Mr Agbola, 38, said a new generation of Biafrans were now peacefully calling for an independent Biafra.
There was a biweekly meeting of the JCA members in which Caritas and WCC leaders reminded the relief representatives of two things: first, of how grateful Biafrans were for the relief supplies they received; and second, of just how urgent the need was for even more supplies.
The Biafrans even bought up double-barreled shotguns from Spanish makers.
Part of the book's chilling quality comes from the almost seamless way people move from thinking of themselves as Nigerians to thinking of themselves as Biafrans. How quickly the word "Nigerian" shifts from self-identity to epithet.
That was done by Nigerians and Biafrans. I agree with his comment about leadership motivating people.
They could be Biafrans in 1968, Sahelians in 1973, or Ethiopians in 1985.
'The leader of IPOB and the organisation might have humanly erred in few ways, but suffice it to say that if the states that should make up Biafra allow this organisation to go down the drain, those fighting and planning to extirpate Biafrans in the present state occupation won't have much to respect or something that scares them not to hatch their dastardly act against Biafrans,' he added.
Sadly, we learn from this book the tragic reality that the Biafrans, not just the Nigerians, missed a number of opportunities to compromise and end the war earlier than they did.

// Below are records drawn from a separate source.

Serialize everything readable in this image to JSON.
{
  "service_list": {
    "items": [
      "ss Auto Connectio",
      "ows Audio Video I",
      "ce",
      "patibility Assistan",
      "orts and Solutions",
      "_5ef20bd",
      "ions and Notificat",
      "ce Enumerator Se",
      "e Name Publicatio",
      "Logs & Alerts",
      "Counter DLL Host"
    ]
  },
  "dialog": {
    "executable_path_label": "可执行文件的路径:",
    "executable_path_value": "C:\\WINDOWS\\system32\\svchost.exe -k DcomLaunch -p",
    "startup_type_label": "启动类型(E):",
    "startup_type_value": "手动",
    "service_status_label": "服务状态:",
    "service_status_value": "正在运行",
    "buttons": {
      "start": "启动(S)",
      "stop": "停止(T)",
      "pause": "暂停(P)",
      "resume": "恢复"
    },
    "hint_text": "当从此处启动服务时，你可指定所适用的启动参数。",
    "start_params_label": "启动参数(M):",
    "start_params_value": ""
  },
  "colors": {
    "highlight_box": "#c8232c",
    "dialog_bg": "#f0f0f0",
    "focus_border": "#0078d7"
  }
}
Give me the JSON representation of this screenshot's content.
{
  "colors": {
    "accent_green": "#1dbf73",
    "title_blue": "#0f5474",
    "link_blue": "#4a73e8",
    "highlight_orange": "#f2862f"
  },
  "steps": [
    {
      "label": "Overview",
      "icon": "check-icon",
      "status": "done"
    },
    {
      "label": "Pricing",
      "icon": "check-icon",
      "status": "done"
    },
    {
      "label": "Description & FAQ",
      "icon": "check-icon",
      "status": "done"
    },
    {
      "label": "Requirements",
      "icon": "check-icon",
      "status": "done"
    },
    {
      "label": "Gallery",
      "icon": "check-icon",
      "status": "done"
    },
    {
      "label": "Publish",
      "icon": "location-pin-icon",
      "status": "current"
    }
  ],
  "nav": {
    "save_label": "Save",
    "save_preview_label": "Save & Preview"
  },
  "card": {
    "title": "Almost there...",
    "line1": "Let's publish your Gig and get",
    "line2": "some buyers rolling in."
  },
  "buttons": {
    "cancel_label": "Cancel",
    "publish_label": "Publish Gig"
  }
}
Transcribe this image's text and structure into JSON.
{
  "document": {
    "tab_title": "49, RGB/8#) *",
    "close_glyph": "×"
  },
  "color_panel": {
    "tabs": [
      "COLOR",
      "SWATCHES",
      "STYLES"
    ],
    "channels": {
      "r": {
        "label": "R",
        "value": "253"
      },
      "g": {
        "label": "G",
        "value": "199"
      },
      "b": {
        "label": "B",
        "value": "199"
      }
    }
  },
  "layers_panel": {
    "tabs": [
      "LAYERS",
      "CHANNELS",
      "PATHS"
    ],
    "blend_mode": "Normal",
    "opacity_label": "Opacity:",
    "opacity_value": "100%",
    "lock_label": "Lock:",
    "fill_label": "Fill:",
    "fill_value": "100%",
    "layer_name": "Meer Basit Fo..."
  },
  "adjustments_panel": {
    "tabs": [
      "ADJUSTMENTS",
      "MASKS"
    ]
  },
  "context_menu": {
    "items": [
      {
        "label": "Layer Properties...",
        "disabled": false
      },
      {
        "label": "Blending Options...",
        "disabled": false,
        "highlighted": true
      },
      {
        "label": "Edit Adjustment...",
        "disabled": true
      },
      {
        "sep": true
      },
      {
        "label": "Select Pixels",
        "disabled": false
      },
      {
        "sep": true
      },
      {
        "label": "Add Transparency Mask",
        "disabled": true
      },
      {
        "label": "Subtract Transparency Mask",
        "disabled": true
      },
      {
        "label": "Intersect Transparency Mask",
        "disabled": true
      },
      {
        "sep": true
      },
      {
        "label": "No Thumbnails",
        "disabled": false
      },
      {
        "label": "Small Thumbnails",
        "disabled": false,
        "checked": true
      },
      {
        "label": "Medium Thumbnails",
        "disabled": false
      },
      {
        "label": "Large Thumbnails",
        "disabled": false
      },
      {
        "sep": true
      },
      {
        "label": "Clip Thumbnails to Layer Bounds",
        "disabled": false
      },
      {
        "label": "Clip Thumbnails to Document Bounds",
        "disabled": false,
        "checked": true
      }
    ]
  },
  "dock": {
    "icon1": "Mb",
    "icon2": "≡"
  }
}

He led a delegation of church leaders to Ottawa asking for help for starving Biafrans but was refused.